The money isn’t usable until the hotel or rental car transactions fully clear, which is the length of your stay plus a few more days.
Enter American Express
So, given that I’m not satisfied with my Bank, I decided to look for a credit or charge card where we could put all of our spending. This would isolate us from our bank, giving us the ability to switch banks on a whim, without regard to outstanding charges or automatic debits.
I decided against getting an airline mileage card. The airlines are devaluing miles and changing the terms of their programs so fast it is difficult to keep up. American announced that as of December 1st that only Butt-In-Seat (BIS) or miles earned from two specific cards will count towards million mile status levels.
I started looking at American Express charge cards and discovered that there are some pretty good signup bonuses right now. So I signed up for the American Express Platinum.
Now, all of my business and personal spending is on the the American express cards, which simplifies reconciling the bank accounts (and I get MR points in addition to the bonuses).
With the platinum card, you get airline lounge access and up to $200 per calendar year of incidental airline fees (baggage, ticketing fees, etc.) are automatically credited back to you. This includes gift cards purchase directly from American Airlines.

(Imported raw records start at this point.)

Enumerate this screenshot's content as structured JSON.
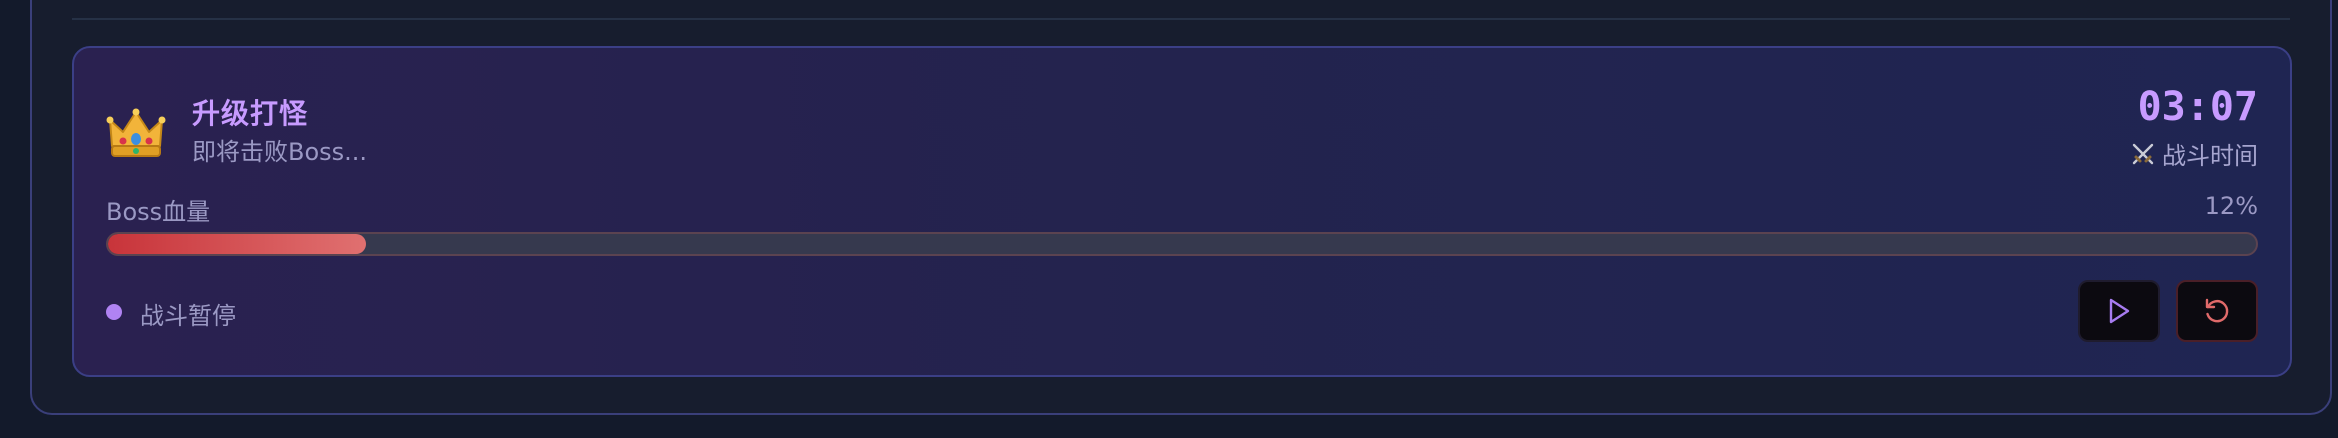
{
  "card": {
    "title": "升级打怪",
    "subtitle": "即将击败Boss...",
    "icon": "crown-icon"
  },
  "timer": {
    "value": "03:07",
    "label": "战斗时间",
    "label_icon": "crossed-swords-icon"
  },
  "boss": {
    "hp_label": "Boss血量",
    "hp_percent_text": "12%",
    "hp_fraction": 0.12
  },
  "status": {
    "text": "战斗暂停"
  },
  "controls": {
    "play_icon": "play-icon",
    "reset_icon": "reset-icon"
  },
  "colors": {
    "accent": "#c79bff",
    "hp_fill_start": "#c8343a",
    "hp_fill_end": "#e07070",
    "status_dot": "#b083f2",
    "reset_icon": "#e06a6a"
  }
}
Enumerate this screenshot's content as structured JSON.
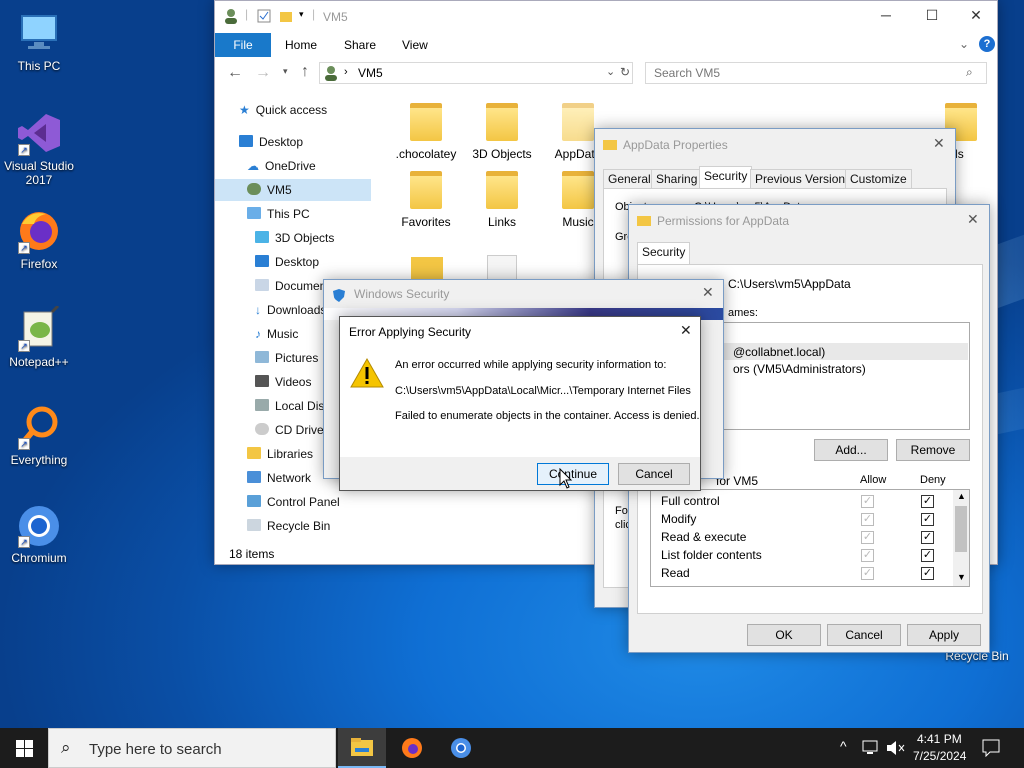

I’ve also enrolled in the U.S. Customs Global Entry/trusted traveler program where I will get expedited entry into the U.S., and won’t have to take my shoes and belt off at those god forsaken TSA check points (the $100 fee is rebated back to you). That effectively knocks the fee from $450 down to $150, not including the 25k points.
When the annual fee comes due, I will probably downgrade to another card, but for the mean time, I’m immensely happy with American Express.